## WHAT TO DO
Say how many of the lines below hold "title", writing the number and nothing more.

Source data
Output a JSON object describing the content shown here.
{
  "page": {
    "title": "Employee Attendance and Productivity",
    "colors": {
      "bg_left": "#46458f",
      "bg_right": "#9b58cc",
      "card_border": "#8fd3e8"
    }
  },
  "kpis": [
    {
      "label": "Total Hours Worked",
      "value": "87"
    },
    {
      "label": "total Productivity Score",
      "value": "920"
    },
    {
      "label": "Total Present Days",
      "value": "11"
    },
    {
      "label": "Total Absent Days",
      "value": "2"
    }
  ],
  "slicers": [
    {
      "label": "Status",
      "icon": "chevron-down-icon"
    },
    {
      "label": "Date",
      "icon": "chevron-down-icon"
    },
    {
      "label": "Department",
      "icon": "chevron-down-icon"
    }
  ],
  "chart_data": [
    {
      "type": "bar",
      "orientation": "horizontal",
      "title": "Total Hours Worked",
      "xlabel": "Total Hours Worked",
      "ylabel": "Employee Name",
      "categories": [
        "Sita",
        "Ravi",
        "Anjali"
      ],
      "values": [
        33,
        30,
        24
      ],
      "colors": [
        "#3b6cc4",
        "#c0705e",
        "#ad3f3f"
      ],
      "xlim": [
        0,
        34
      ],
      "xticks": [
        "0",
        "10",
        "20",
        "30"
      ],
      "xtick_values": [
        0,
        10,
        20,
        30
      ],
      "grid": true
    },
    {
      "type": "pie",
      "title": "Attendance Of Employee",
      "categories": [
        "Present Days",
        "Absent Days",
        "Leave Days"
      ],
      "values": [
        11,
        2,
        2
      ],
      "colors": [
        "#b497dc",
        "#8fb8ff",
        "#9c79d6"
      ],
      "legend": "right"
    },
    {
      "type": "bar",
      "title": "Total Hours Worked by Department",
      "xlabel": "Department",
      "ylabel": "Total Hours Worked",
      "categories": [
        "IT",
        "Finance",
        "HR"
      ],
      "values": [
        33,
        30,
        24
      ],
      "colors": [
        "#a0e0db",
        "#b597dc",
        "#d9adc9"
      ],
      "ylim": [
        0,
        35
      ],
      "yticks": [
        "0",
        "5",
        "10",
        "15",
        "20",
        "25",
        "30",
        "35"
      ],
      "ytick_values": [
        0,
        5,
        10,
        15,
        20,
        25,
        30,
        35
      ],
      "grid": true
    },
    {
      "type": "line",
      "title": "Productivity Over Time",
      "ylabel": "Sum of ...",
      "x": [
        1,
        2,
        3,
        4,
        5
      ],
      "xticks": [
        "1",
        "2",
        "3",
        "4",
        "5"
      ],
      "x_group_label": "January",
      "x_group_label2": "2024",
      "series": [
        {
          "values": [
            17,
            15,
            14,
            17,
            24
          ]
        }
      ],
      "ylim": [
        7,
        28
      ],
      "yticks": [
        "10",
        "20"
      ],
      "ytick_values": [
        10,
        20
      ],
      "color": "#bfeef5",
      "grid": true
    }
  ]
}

## SOLVED EXERCISE
5